When Baxter was taken to the front, a sergeant-major told him “Nothing would give me greater pleasure than to hear that this crowd had failed to break you. Good bye and good luck.” Soon after this he faced the weeks of Field Punishment No. 1. It ended when an “angry red-faced New Zealand sergeant” appeared where Baxter and others were tied to the posts, almost obscured under the snow. “What’s all this bloody business?” he yelled. “I don’t care what they’ve done. It’s what you’re doing to them that I’m concerned about. I didn’t think men would do such a thing…. Take them off at once.” That was the end of Baxter’s Field Punishment No. 1.
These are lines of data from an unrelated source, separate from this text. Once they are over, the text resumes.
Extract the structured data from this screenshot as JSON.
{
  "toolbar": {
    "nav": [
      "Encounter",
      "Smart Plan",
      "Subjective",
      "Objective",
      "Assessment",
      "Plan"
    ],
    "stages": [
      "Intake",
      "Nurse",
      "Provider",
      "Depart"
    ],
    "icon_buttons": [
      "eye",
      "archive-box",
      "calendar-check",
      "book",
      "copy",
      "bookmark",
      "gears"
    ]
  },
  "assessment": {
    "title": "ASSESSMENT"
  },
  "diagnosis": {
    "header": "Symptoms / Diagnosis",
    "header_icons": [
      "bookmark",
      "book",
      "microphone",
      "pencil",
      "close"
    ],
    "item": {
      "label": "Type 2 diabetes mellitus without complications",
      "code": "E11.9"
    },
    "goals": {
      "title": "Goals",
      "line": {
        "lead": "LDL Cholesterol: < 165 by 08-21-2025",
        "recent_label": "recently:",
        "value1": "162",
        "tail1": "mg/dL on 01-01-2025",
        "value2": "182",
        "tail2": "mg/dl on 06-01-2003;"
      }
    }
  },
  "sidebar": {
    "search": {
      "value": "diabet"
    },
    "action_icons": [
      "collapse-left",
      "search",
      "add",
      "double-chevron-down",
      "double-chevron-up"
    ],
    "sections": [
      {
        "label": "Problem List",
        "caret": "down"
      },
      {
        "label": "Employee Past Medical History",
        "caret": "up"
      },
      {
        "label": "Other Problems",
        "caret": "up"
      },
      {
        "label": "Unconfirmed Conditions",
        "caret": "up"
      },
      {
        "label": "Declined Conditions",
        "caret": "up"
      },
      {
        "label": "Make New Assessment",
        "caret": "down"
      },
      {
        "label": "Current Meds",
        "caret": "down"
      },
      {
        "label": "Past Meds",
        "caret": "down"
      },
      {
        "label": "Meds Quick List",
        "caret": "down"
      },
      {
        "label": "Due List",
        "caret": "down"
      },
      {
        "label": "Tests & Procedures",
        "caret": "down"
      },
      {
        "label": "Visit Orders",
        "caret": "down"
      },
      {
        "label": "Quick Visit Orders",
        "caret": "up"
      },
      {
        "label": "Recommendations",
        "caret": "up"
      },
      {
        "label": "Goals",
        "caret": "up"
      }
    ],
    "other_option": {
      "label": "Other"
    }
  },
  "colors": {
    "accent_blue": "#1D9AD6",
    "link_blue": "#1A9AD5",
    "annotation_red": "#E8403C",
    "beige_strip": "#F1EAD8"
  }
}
And so on. When he was starved of food, a cook endangered himself by sneaking him meals. Soldiers crowded around and wished him well when he was moved from one base to another. He had become an outlet for their own feelings about the war. One time a sadistic officer hit Baxter in the face then kicked him on the ground repeatedly. The surrounding soldiers started shouting for the captain to stop. Instead, the captain ordered a group of soldiers to lift Baxter high in the air and drop him on his back.
Obeying the word of the order, but not the intent,“They lifted me high on their arms and lowered me to the ground ever so gently, keeping hold of me all the time. Three times, cursing, he ordered them, and three times they lowered me in the same way to the ground.”
We are used to hearing stories about the hostility shown to conscientious objectors, such as white feathers left in letterboxes. That undoubtedly happened, and is understandable given people’s fears for their own sons and brothers who were fighting. But this is about a different, less known story, of the ordinary soldiers who were experiencing first hand the ghastly and pointless war and who showed their feelings by support for Baxter.
Here and there through the book, Baxter used the opportunity to explain his radical, supposedly treasonous, beliefs. “Many years before the war of 1941-18,” he wrote, “I had reached the point of view that war – all war – was wrong, futile and destructive alike to victor and vanquished.” Even if only a handful were standing for the cause at that time, “someone has to begin if ever the cause is to be won.”
He recounted a debate he had with a New Zealand officer in Ypres, Belgium, where he was asked if he wanted his nation to win the war. “I don’t want any nation to win,” he had replied. “A decisive victory on either side will mean sowing the seeds of future wars.” And another time, “The only lasting victory that we can win over our enemies is to make them our friends.”
And here is the pleasing twist to the story. These beliefs that Baxter was repeatedly punished for are today shared by most New Zealanders. A hundred years later, they aren’t radical any more. They are an important part of our national character.
These public feelings about war have developed and grown over the decades, through the Vietnam War, the Cold War nuclear confrontation and the Afghanistan war. They were expressed dramatically in New Zealand’s refusal to join the 2003 invasion of Iraq. But the origins of New Zealanders’ widely held anti-war feelings can be traced much further back, to the experiences of soldiers and their families during the First World War. Archibald Baxter’s book illuminates this important facet of our history.; and his belief that “someone has to begin if ever the cause is to be won” is dramatically illustrated by how different public feeling is about war today.
We Will Not Cease by Archibald Baxter (Otago University Press, $30) is available in selected bookstores nationwide.